TASK REQUIREMENTS:
Report every line of the entries that contains the word "Goal".

*** EXTRACTED ENTRIES Section Begins ***

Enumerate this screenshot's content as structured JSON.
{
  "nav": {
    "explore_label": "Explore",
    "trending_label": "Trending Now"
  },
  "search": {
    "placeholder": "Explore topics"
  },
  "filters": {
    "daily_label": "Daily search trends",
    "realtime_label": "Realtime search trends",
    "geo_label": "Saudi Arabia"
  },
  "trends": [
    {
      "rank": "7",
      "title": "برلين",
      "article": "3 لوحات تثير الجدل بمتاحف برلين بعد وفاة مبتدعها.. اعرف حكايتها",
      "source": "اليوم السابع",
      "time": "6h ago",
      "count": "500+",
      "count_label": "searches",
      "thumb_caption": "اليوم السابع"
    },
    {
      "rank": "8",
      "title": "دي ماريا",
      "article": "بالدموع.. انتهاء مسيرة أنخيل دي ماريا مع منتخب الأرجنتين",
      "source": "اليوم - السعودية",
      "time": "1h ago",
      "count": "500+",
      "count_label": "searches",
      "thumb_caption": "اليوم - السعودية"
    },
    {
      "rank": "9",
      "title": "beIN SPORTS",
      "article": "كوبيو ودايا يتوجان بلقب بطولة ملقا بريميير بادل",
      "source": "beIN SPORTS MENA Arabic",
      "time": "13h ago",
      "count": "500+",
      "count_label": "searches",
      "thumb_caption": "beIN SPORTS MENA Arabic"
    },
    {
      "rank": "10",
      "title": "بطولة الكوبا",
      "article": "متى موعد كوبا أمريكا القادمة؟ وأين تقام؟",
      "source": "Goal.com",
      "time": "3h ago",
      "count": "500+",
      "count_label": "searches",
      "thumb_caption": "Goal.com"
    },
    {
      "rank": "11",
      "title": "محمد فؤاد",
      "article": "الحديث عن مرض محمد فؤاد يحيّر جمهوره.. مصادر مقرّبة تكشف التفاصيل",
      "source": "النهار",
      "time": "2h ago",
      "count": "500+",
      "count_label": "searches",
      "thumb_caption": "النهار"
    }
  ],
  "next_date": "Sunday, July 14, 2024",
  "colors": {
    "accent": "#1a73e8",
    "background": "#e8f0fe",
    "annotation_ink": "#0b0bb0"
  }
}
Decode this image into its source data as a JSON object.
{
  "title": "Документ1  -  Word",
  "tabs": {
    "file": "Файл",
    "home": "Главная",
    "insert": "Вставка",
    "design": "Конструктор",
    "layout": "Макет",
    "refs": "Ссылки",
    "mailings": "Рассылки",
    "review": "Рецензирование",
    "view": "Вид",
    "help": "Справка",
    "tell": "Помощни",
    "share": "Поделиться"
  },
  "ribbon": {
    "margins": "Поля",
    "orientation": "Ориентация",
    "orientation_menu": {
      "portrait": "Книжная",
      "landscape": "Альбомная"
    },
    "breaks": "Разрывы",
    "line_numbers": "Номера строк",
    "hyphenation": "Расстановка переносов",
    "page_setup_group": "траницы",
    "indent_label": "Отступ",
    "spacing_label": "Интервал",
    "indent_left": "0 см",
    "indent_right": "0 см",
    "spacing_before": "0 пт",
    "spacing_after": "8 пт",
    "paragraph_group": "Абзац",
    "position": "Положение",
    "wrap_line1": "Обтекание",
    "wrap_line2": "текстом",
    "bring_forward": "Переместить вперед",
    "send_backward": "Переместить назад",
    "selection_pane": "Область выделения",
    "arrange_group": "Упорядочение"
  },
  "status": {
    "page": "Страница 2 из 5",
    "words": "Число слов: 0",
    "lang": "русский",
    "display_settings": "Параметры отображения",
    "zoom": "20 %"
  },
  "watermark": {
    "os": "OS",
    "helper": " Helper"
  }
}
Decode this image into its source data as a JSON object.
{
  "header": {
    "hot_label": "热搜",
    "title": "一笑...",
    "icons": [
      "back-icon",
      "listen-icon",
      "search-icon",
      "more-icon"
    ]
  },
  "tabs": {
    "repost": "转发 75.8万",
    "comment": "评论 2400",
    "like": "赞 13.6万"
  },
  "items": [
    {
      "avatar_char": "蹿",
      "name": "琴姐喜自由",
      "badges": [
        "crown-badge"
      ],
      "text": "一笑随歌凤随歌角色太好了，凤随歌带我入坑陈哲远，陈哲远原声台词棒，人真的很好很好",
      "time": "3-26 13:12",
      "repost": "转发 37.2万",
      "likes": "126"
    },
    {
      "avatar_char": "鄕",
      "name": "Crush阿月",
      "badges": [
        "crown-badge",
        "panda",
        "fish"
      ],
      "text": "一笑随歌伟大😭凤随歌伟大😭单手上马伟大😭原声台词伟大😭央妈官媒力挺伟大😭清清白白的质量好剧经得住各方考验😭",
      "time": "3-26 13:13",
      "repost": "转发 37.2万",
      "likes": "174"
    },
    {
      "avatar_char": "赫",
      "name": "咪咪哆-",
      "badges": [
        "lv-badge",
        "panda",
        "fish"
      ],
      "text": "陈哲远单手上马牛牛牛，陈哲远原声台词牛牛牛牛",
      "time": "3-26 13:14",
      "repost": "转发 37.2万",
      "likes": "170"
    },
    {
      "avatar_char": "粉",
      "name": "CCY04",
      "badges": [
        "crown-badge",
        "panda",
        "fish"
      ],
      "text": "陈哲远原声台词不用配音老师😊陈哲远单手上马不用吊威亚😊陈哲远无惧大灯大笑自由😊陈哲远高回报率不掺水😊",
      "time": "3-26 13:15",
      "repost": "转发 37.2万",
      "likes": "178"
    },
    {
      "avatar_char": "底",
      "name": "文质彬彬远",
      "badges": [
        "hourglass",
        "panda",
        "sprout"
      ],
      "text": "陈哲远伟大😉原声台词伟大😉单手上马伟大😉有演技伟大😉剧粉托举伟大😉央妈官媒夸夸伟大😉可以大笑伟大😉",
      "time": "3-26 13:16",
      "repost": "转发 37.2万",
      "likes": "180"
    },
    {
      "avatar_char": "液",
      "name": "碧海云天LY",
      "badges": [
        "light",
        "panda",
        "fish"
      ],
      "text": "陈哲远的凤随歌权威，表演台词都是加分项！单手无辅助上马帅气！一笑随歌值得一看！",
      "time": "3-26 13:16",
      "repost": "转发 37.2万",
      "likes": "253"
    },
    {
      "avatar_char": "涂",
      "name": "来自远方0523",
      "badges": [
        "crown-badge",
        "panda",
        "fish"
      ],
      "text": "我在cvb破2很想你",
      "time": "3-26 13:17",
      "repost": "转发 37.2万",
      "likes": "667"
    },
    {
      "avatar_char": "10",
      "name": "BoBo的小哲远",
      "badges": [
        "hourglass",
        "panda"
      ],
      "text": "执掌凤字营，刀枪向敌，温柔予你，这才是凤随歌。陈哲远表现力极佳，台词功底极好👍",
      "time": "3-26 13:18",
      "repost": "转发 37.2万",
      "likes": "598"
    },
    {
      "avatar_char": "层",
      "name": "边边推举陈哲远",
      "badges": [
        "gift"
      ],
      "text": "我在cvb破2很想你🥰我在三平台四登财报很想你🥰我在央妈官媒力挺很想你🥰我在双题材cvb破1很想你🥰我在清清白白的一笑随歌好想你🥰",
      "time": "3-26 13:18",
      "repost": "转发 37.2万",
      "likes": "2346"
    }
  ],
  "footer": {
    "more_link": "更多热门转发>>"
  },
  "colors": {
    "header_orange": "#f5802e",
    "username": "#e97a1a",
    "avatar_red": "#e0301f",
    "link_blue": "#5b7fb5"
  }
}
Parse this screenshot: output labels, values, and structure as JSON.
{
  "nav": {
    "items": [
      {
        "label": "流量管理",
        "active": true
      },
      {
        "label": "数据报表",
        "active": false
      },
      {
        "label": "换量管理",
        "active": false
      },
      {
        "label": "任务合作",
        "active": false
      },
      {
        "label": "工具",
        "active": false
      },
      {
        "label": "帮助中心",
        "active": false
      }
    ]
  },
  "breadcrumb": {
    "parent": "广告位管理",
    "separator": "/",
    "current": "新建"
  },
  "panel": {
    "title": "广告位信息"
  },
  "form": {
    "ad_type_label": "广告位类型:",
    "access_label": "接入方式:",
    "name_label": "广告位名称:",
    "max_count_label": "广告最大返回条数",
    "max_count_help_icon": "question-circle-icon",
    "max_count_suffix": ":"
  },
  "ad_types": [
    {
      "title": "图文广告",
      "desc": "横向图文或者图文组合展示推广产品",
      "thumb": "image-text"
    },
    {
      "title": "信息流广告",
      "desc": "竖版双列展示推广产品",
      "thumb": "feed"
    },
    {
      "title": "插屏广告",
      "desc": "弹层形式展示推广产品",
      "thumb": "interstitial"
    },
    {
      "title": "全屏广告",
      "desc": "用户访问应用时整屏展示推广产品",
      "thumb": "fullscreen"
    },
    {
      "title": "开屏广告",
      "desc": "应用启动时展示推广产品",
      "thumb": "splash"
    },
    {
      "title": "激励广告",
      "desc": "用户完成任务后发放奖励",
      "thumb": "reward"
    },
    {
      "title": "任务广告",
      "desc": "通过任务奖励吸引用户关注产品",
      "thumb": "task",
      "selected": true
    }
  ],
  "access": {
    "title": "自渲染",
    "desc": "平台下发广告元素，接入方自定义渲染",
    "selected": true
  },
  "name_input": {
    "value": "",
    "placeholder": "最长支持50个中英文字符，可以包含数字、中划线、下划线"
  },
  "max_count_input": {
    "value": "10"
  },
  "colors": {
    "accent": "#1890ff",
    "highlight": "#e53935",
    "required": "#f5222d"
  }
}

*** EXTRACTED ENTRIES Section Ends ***

ANSWER AREA:
      "source": "Goal.com",
      "thumb_caption": "Goal.com"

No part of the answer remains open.